Ministerial interference in company law is a real concern
ANGLO watchers have yet another oddity to chew over. This time it's news that neither depositors nor borrowers will be named when a statement of affairs is belatedly prepared for the bust bank.
The names might have been expected in a routine document that is prepared by all companies that go into liquidation.
However, Finance Minister Michael Noonan has intervened to make sure that neither set of names will appear.
The secrecy will have conspiracy theorists in conniptions.
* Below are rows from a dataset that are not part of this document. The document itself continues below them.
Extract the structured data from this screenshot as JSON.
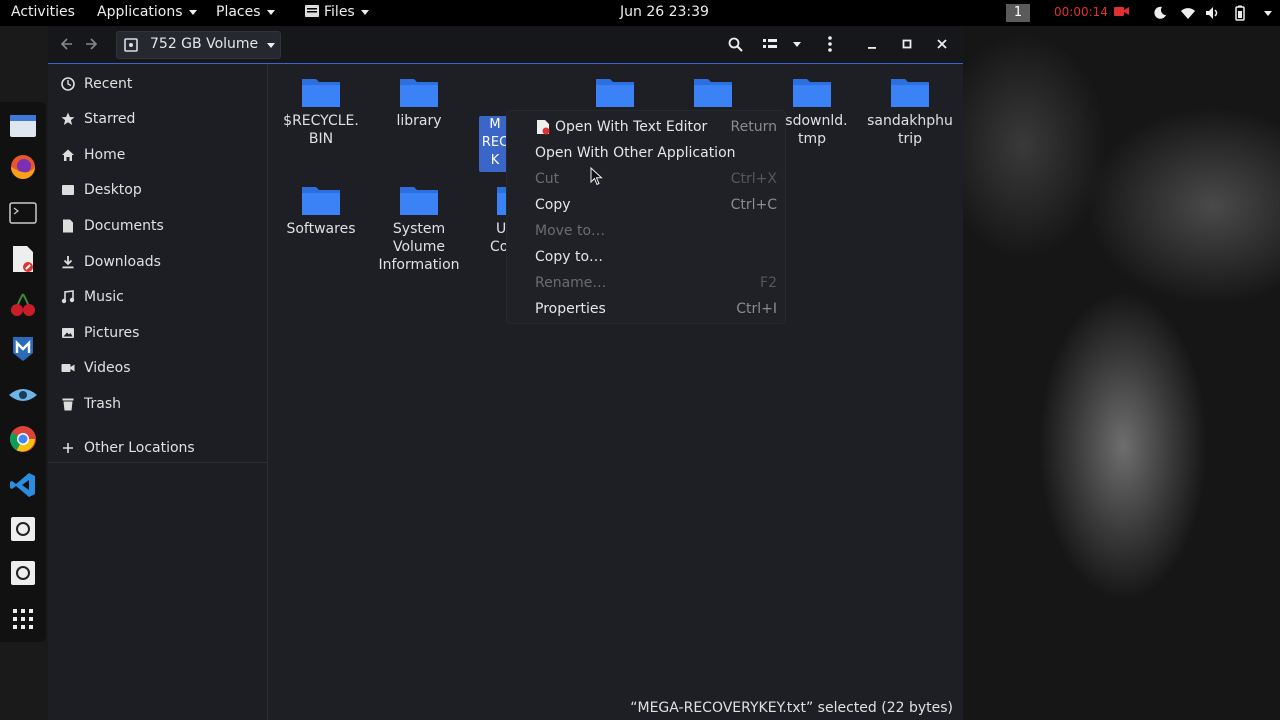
{
  "topbar": {
    "activities": "Activities",
    "applications": "Applications",
    "places": "Places",
    "files": "Files",
    "datetime": "Jun 26  23:39",
    "workspace": "1",
    "recording_time": "00:00:14"
  },
  "window": {
    "location": "752 GB Volume",
    "accent_color": "#3a66c8"
  },
  "sidebar": {
    "items": [
      {
        "label": "Recent",
        "icon": "clock-icon"
      },
      {
        "label": "Starred",
        "icon": "star-icon"
      },
      {
        "label": "Home",
        "icon": "home-icon"
      },
      {
        "label": "Desktop",
        "icon": "desktop-icon"
      },
      {
        "label": "Documents",
        "icon": "document-icon"
      },
      {
        "label": "Downloads",
        "icon": "download-icon"
      },
      {
        "label": "Music",
        "icon": "music-icon"
      },
      {
        "label": "Pictures",
        "icon": "picture-icon"
      },
      {
        "label": "Videos",
        "icon": "video-icon"
      },
      {
        "label": "Trash",
        "icon": "trash-icon"
      }
    ],
    "other_locations": "Other Locations"
  },
  "files": [
    {
      "line1": "$RECYCLE.",
      "line2": "BIN",
      "line3": ""
    },
    {
      "line1": "library",
      "line2": "",
      "line3": ""
    },
    {
      "line1": "nsdownld.",
      "line2": "tmp",
      "line3": ""
    },
    {
      "line1": "sandakhphu",
      "line2": "trip",
      "line3": ""
    },
    {
      "line1": "Softwares",
      "line2": "",
      "line3": ""
    },
    {
      "line1": "System",
      "line2": "Volume",
      "line3": "Information"
    }
  ],
  "partial_labels": {
    "selected": [
      "M",
      "REC",
      "K"
    ],
    "hidden": [
      "U",
      "Co"
    ]
  },
  "context_menu": [
    {
      "label": "Open With Text Editor",
      "accel": "Return",
      "disabled": false
    },
    {
      "label": "Open With Other Application",
      "accel": "",
      "disabled": false
    },
    {
      "label": "Cut",
      "accel": "Ctrl+X",
      "disabled": true
    },
    {
      "label": "Copy",
      "accel": "Ctrl+C",
      "disabled": false
    },
    {
      "label": "Move to…",
      "accel": "",
      "disabled": true
    },
    {
      "label": "Copy to…",
      "accel": "",
      "disabled": false
    },
    {
      "label": "Rename…",
      "accel": "F2",
      "disabled": true
    },
    {
      "label": "Properties",
      "accel": "Ctrl+I",
      "disabled": false
    }
  ],
  "status": "“MEGA-RECOVERYKEY.txt” selected  (22 bytes)"
}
It does not help that the statement of affairs is being prepared seven months late – thanks to an earlier ministerial order.
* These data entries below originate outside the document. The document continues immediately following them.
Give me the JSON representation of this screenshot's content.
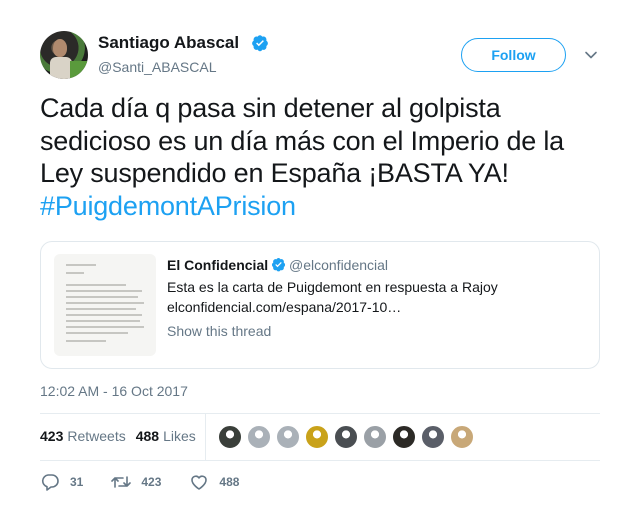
{
  "author": {
    "name": "Santiago Abascal",
    "handle": "@Santi_ABASCAL",
    "verified": true
  },
  "follow_label": "Follow",
  "tweet": {
    "text": "Cada día q pasa sin detener al golpista sedicioso es un día más con el Imperio de la Ley suspendido en España ¡BASTA YA! ",
    "hashtag": "#PuigdemontAPrision"
  },
  "quote": {
    "name": "El Confidencial",
    "handle": "@elconfidencial",
    "text": "Esta es la carta de Puigdemont en respuesta a Rajoy",
    "link": "elconfidencial.com/espana/2017-10…",
    "thread_label": "Show this thread"
  },
  "timestamp": "12:02 AM - 16 Oct 2017",
  "stats": {
    "retweets_count": "423",
    "retweets_label": "Retweets",
    "likes_count": "488",
    "likes_label": "Likes"
  },
  "liker_avatars": [
    "#3a3f3a",
    "#aab1b8",
    "#aab1b8",
    "#c9a21a",
    "#4a4e52",
    "#9aa0a6",
    "#2c2a26",
    "#5a5e68",
    "#c8a878"
  ],
  "actions": {
    "reply_count": "31",
    "retweet_count": "423",
    "like_count": "488"
  },
  "colors": {
    "accent": "#1da1f2",
    "secondary_text": "#657786",
    "primary_text": "#14171a"
  }
}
There are usually no qualms about naming debtors and creditors when such filings are prepared by bust companies.
The idea behind a statement of affairs is that the directors draw up an exhaustive list of its assets and debts just before the point of liquidation.
Access to the document allows everyone involved to clearly see their place in the queue of who gets paid and how that ranking has been arrived at.
It allows basic calculations to be done about what level of debt will actually be paid back.
And there is a strong argument that such transparency goes a long way to assuage doubts about the legitimacy of a liquidation.
Such transparency won't be there for Anglo – despite it being the most calamitous corporate collapse in Irish history.
When its statement of affairs is finalised, we'll see how much is owed to the bank, just not by whom.
We'll know how much it held on deposit, but not whose money it held.
Transparency has been sacrificed to protect the privacy of the bank's customers.
There are solid arguments as to why the exception has been made in this case.
A company statement of affairs is not a published document; in most cases, it is only ever available to those directly affected by a company collapse.
In Anglo's case it is not realistic to believe the document won't make it into the public domain.
On the other hand, the €30bn cost of shutting Anglo remains the single most costly aspect of the bailout.
Many among the public will be concerned by both the secrecy and even more so by the constant ministerial tweaking of company law to facilitate the bank's closure.
That final aspect of the case, and the lack of public debate, should be the real cause for concern.